Building a policy environment focused on net zero

At Bankers for Net Zero, as the UK country chapter of a net-zero banking alliance, we are focused on policy that enables change and making sure banks can deliver on the commitments they’ve made. But currently the policy environment we have in the UK is not sufficient. 

The ambition is there, but the sector-by-sector policy is still not in the right place. There’s a lot of cash available to invest and the finance industry wants to invest it in the right places, but we need the right policy framework for that to happen otherwise we risk stranded assets and stranded communities. 

Rather than business being dragged along or pushed to make change, it is at the heart of progress towards net zero

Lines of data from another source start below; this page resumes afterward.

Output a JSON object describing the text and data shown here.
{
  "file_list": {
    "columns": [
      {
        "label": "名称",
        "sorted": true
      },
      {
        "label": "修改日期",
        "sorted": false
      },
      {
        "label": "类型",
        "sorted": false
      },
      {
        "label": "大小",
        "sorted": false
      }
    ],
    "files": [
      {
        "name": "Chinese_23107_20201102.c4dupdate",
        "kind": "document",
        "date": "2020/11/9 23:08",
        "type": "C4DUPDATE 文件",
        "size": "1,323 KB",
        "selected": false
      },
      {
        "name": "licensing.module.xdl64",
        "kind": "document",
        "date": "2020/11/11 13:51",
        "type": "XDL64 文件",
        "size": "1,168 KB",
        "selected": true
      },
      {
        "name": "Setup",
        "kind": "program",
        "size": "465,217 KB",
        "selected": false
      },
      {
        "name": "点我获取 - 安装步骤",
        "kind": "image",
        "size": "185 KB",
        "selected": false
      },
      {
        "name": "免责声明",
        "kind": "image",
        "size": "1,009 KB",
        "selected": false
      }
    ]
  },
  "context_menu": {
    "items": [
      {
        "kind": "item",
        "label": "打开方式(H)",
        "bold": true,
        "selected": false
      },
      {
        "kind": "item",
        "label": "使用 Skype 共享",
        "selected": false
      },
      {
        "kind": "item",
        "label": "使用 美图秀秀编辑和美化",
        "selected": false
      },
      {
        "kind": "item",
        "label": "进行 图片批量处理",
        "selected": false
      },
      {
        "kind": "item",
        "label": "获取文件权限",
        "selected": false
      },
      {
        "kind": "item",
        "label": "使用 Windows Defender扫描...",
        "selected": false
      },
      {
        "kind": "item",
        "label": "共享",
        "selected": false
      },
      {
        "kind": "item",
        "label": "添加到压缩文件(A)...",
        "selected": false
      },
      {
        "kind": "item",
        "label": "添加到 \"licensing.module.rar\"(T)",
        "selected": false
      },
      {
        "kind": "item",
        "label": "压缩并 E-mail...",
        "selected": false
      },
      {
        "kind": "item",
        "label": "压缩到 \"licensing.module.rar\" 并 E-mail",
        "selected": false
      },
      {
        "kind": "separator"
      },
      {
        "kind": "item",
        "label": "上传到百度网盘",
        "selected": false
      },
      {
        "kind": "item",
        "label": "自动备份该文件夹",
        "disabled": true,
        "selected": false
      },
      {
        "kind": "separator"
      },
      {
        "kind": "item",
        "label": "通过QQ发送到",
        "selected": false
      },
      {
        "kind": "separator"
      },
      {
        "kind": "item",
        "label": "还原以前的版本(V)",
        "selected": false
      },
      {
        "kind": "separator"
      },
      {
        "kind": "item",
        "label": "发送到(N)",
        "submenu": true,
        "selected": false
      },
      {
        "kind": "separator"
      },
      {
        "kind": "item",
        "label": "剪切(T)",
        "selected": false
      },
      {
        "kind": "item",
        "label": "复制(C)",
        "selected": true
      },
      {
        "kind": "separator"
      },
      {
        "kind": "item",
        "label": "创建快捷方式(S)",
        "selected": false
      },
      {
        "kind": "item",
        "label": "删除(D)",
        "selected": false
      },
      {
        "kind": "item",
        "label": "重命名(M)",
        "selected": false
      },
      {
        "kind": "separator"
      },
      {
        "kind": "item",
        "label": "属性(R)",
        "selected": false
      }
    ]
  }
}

One of our biggest challenges is how things get measured. If the Big Four [accountancy firms] were competing on how they presented a balance sheet or a profit and loss account, everybody would think they were crazy. But that’s what we’re doing in sustainability. We’ve got a range of taxonomies, while different regions are doing different things. We need to improve collaboration. 

The launch of GFANZ [the Glasgow Financial Alliance for Net Zero] and Race to Zero last year were really positive. There have been some issues, but fundamentally all the organisations that sit within the net-zero banking alliance are still aligned to race to zero. 

Nevertheless, we need to keep our eye on that collaborative effort. There’s so much noise, so we need to start speaking the same language and pull together to create a more cohesive conversation. 

Bringing small business on the net-zero journey

SMEs are a big area of focus and we’re doing a big piece of work in this area that we will be showcasing at COP.

Until now, everything has been very top-down, big picture and top level, but we need to start building things from the ground up as well. Getting SMEs on board often ends up in the ‘too difficult’ box, with questions over how to reach and engage them. But this is a priority for the Egyptian presidency of COP. 

After COP26 we made high-level commitments, now we have to roll up our sleeves and start tackling the issues. There are competing interests on implementation and what that means. There will be businesses that don’t survive the transition. Other opportunities will be created, but how you manage this is a key aspect we need to start speaking about very honestly.

At COP27, what I’m hoping for is a greater level of commitment from financial institutions around the world. We’ve seen stories in the press recently about US banks wavering on these commitments but the transition to net zero is not going to happen without money. 

If there are concerns around shareholder expectations, we need to start dealing with it at the source. That might mean redefining what fiduciary duty means in the 21st century.

At COP26, we got the boulder to the top of the hill but it’s still teetering there. We need to make sure it starts on its downward trajectory, so we can really unleash finance. 

The government can set direction, but it’s got to be the private sector that invests. As long as we have those really clear signals from government, then money will follow. That’s where we really need to get to.

Heather Buchanan is the co-founder of Bankers for Net Zero, an initiative that brings together banks, businesses and regulators to support the financial sectors transition to net zero in the UK.

As told to Francesca Cassidy